(SUPPLIED INFORMATION)

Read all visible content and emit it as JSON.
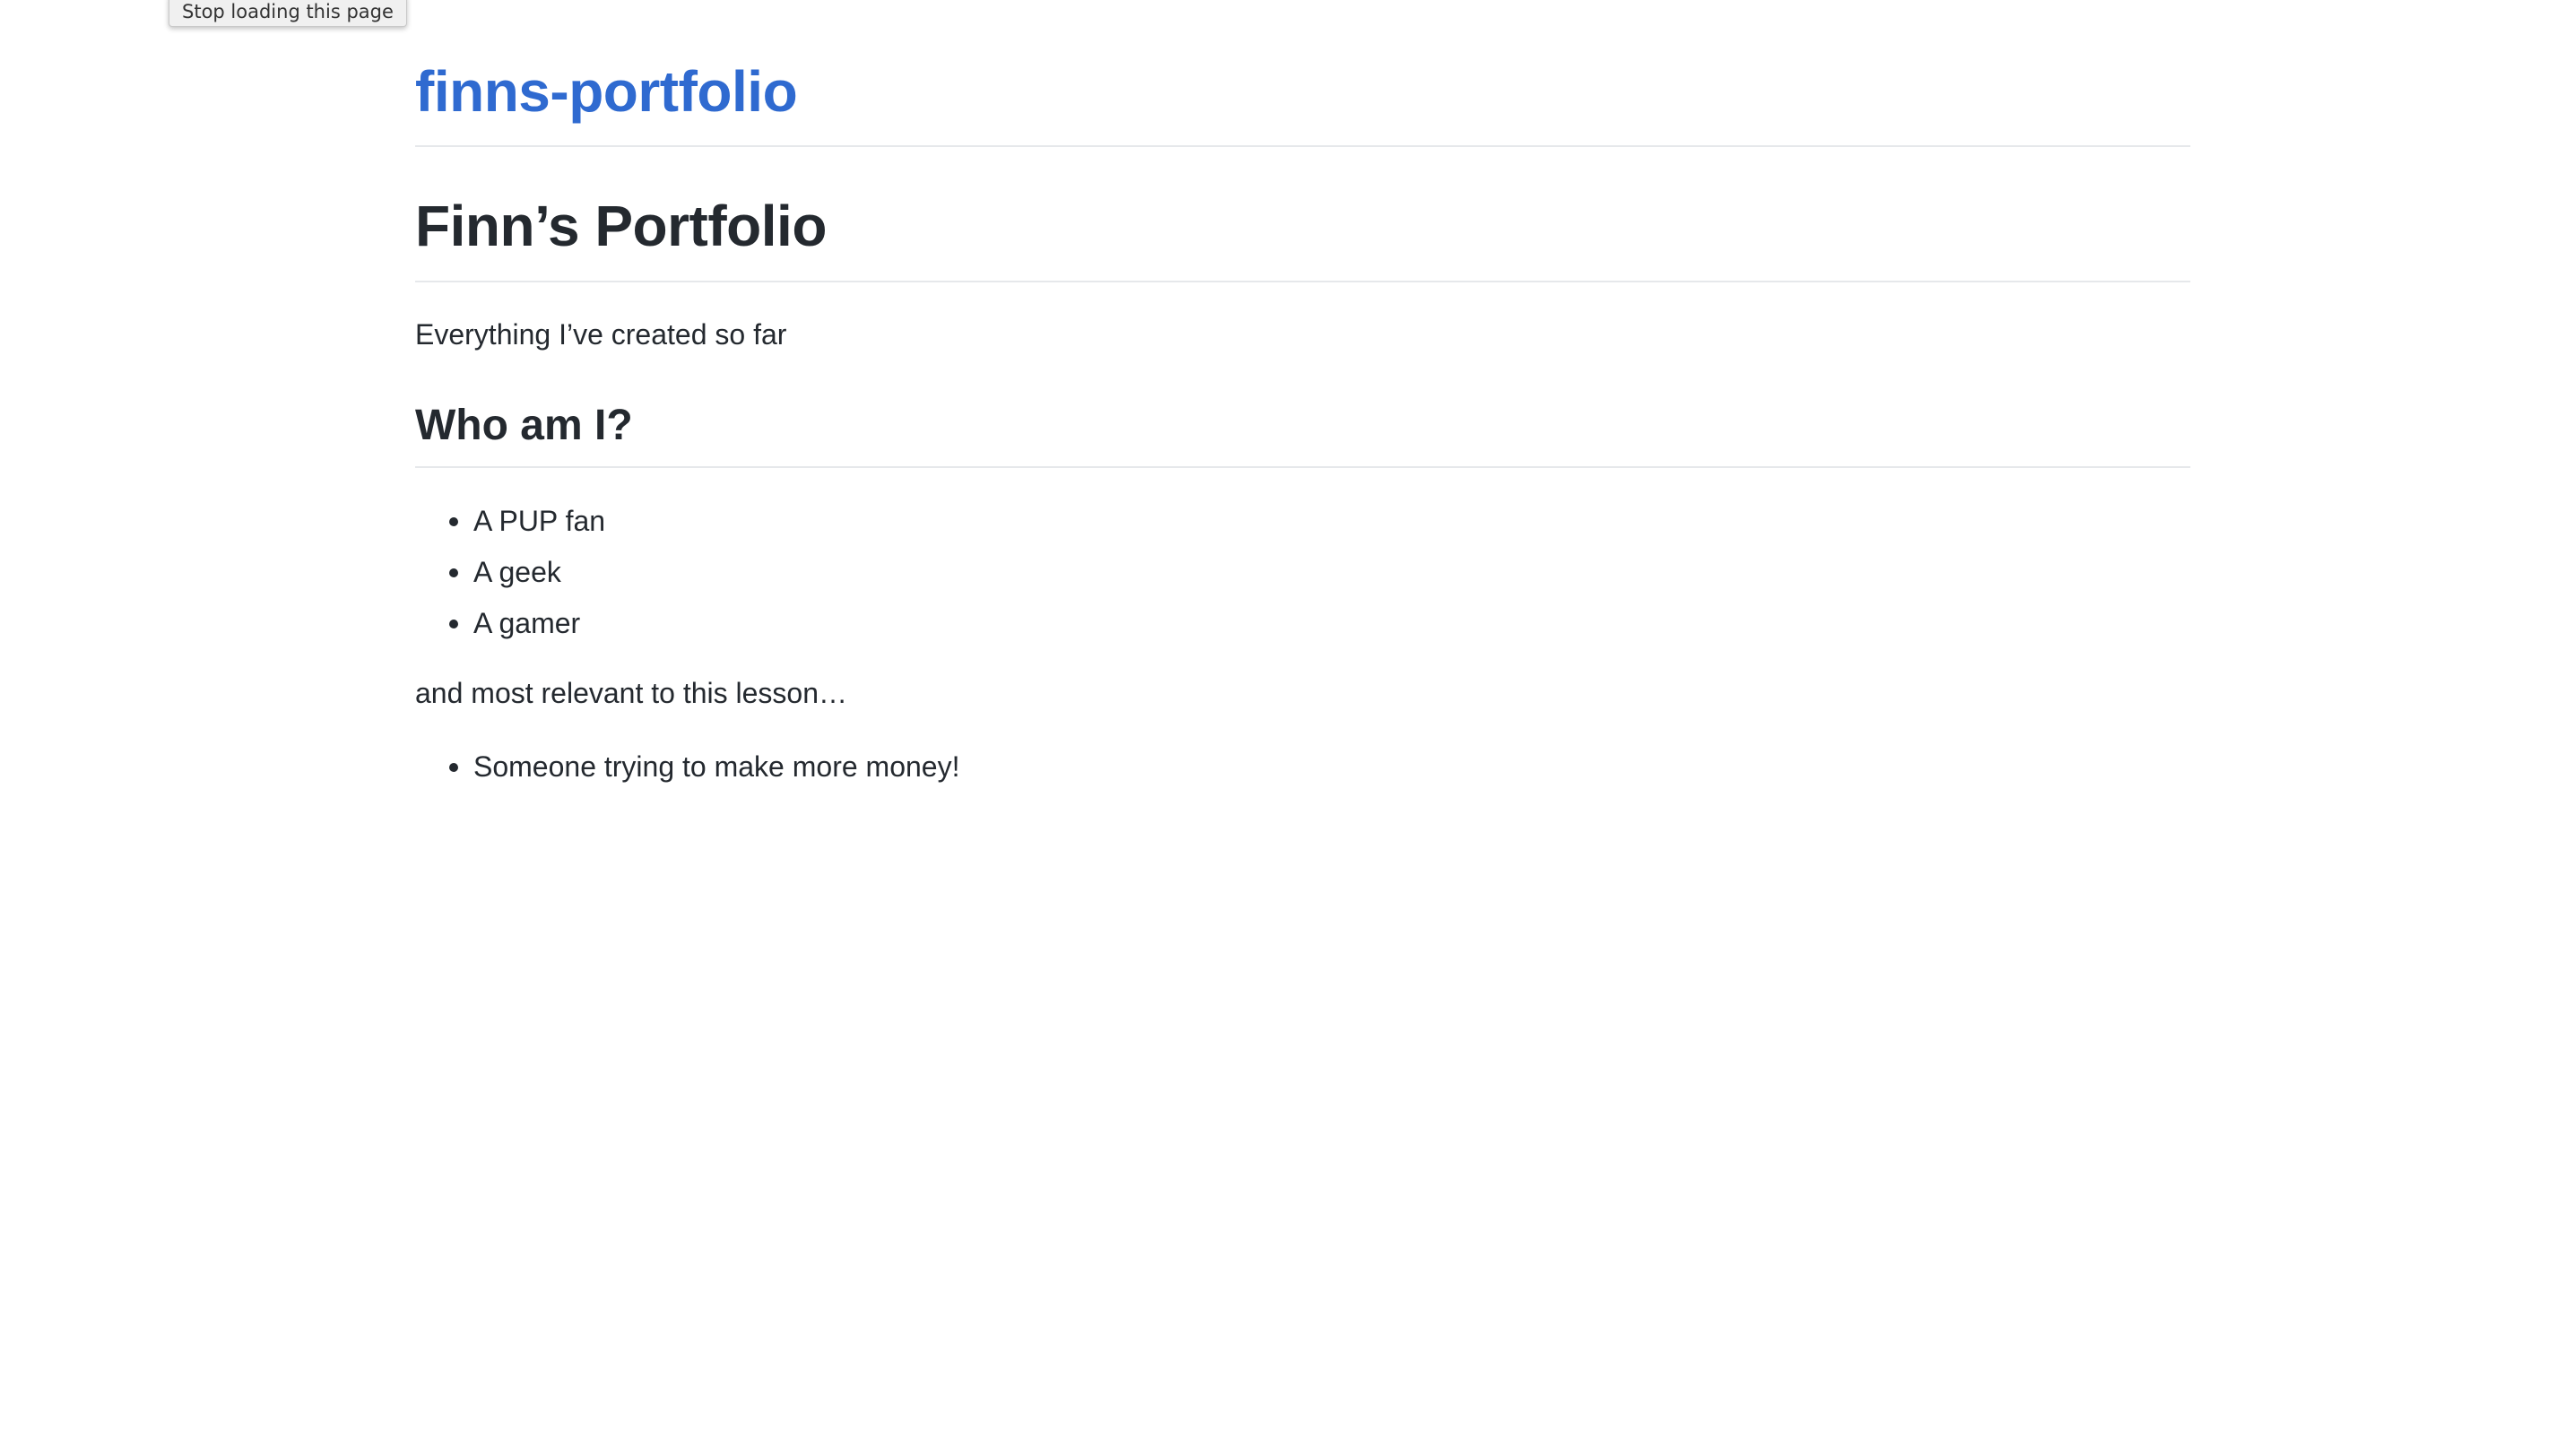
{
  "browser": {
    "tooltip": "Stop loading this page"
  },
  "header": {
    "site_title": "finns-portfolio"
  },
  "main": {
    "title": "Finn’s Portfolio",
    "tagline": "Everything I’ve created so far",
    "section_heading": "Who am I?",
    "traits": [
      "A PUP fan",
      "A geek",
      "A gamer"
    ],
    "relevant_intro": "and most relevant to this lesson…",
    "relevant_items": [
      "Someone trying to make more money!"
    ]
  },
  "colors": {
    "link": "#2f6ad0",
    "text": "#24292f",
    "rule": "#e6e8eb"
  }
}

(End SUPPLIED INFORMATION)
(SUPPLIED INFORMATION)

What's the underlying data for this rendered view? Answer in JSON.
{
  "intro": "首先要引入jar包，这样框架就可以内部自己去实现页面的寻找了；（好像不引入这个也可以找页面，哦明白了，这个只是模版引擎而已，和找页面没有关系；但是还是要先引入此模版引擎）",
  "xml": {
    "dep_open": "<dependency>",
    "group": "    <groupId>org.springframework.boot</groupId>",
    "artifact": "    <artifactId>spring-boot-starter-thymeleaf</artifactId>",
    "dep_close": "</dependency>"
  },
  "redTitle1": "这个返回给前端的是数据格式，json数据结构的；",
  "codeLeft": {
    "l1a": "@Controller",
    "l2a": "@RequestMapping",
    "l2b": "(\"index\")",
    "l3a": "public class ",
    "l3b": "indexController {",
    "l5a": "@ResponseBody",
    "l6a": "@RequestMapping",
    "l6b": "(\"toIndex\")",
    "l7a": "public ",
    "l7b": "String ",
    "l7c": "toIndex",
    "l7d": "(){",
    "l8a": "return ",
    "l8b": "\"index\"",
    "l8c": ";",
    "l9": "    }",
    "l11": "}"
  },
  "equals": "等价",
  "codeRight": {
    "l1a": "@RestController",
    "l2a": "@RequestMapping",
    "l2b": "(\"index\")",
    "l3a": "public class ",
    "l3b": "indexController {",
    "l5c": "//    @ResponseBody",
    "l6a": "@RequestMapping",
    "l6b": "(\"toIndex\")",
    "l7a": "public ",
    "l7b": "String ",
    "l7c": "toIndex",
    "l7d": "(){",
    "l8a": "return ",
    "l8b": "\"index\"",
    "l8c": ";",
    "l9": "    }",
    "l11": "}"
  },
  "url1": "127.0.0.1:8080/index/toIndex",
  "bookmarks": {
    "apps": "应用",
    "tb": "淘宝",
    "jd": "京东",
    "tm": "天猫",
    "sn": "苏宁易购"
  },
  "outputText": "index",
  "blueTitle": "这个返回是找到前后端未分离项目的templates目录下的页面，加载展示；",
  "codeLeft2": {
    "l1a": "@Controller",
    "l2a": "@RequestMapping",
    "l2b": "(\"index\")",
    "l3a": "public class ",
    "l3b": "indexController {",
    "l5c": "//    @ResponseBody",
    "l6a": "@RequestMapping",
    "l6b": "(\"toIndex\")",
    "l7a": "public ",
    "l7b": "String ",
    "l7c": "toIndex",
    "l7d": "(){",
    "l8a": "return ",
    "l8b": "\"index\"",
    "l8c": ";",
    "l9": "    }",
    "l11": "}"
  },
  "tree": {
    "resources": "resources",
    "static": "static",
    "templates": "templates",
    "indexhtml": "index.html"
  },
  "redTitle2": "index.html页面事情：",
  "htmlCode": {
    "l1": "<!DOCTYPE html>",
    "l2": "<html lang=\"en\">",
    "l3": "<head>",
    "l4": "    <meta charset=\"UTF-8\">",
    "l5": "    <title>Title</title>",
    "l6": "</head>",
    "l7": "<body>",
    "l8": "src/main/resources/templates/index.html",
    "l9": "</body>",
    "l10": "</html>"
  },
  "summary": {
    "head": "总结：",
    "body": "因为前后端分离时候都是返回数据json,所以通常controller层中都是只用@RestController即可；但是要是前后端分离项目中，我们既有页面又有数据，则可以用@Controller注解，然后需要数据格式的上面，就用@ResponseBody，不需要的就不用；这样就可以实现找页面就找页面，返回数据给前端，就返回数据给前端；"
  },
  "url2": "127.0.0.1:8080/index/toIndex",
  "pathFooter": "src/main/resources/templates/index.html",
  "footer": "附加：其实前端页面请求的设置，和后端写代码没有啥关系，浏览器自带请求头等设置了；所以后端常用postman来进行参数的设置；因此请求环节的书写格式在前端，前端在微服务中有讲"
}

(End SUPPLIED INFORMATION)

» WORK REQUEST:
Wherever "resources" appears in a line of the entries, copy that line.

» SOLVED PROBLEM:
    "resources": "resources",
    "l8": "src/main/resources/templates/index.html",
  "pathFooter": "src/main/resources/templates/index.html",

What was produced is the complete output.